The plot of this sounds a bit like that of “Carnage” in that both films involve two sets of parents getting together to sort out a problem involving their sons.
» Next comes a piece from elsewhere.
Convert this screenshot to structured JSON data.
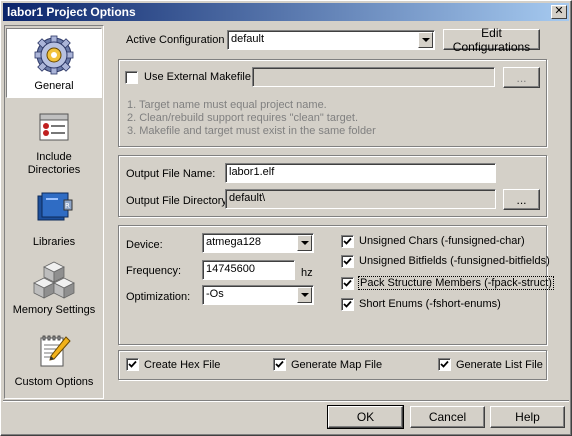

Joel Edgerton literally does it all in this anxiety-inducing thriller. It’s somewhat of a concept piece, with the conceit whereby a figure from the past re-emerges in order to make one reassess the status of your present state. At 108 minutes it never outstays it’s welcome and will leave many wishing there was more to follow in the form a finite resolution. It ends in delicious, if horrific ambiguity.